> _TASK_: Reproduce the listing in full, exactly as written, but without images.
- - - -
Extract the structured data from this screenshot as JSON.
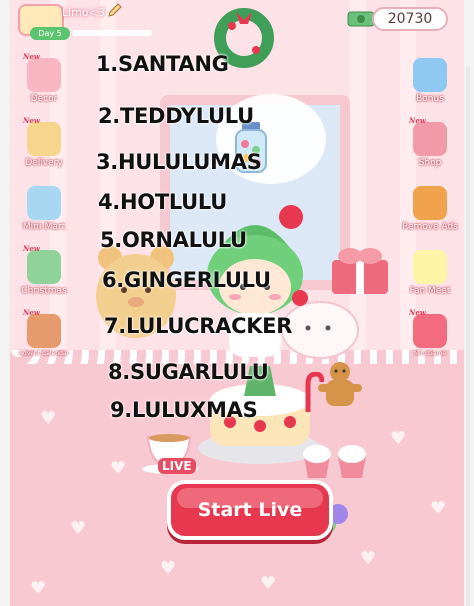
{
  "header": {
    "username": "Limo<3",
    "day_label": "Day 5",
    "coins": "20730"
  },
  "left_menu": [
    {
      "label": "Decor",
      "icon": "decor-icon",
      "new": "New"
    },
    {
      "label": "Delivery",
      "icon": "delivery-icon",
      "new": "New"
    },
    {
      "label": "Mini-Mart",
      "icon": "mini-mart-icon",
      "new": ""
    },
    {
      "label": "Christmas",
      "icon": "christmas-tree-icon",
      "new": "New"
    },
    {
      "label": "Advent Calendar",
      "icon": "advent-calendar-icon",
      "new": "New"
    }
  ],
  "right_menu": [
    {
      "label": "Bonus",
      "icon": "gift-box-icon",
      "new": ""
    },
    {
      "label": "Shop",
      "icon": "shop-icon",
      "new": "New"
    },
    {
      "label": "Remove Ads",
      "icon": "remove-ads-icon",
      "new": ""
    },
    {
      "label": "Fan Meet",
      "icon": "fan-meet-icon",
      "new": ""
    },
    {
      "label": "Mini Game",
      "icon": "mini-game-icon",
      "new": "New"
    }
  ],
  "names_list": [
    "1.SANTANG",
    "2.TEDDYLULU",
    "3.HULULUMAS",
    "4.HOTLULU",
    "5.ORNALULU",
    "6.GINGERLULU",
    "7.LULUCRACKER",
    "8.SUGARLULU",
    "9.LULUXMAS"
  ],
  "live_label": "LIVE",
  "start_button": "Start Live",
  "colors": {
    "start_button": "#e8384f",
    "floor": "#f8c9d1",
    "wall": "#fde2e7",
    "day_badge": "#5cc36e"
  }
}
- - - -
> _RESULT OF THE TASK_:
Extract the structured data from this screenshot as JSON.
{
  "header": {
    "username": "Limo<3",
    "day_label": "Day 5",
    "coins": "20730"
  },
  "left_menu": [
    {
      "label": "Decor",
      "icon": "decor-icon",
      "new": "New"
    },
    {
      "label": "Delivery",
      "icon": "delivery-icon",
      "new": "New"
    },
    {
      "label": "Mini-Mart",
      "icon": "mini-mart-icon",
      "new": ""
    },
    {
      "label": "Christmas",
      "icon": "christmas-tree-icon",
      "new": "New"
    },
    {
      "label": "Advent Calendar",
      "icon": "advent-calendar-icon",
      "new": "New"
    }
  ],
  "right_menu": [
    {
      "label": "Bonus",
      "icon": "gift-box-icon",
      "new": ""
    },
    {
      "label": "Shop",
      "icon": "shop-icon",
      "new": "New"
    },
    {
      "label": "Remove Ads",
      "icon": "remove-ads-icon",
      "new": ""
    },
    {
      "label": "Fan Meet",
      "icon": "fan-meet-icon",
      "new": ""
    },
    {
      "label": "Mini Game",
      "icon": "mini-game-icon",
      "new": "New"
    }
  ],
  "names_list": [
    "1.SANTANG",
    "2.TEDDYLULU",
    "3.HULULUMAS",
    "4.HOTLULU",
    "5.ORNALULU",
    "6.GINGERLULU",
    "7.LULUCRACKER",
    "8.SUGARLULU",
    "9.LULUXMAS"
  ],
  "live_label": "LIVE",
  "start_button": "Start Live",
  "colors": {
    "start_button": "#e8384f",
    "floor": "#f8c9d1",
    "wall": "#fde2e7",
    "day_badge": "#5cc36e"
  }
}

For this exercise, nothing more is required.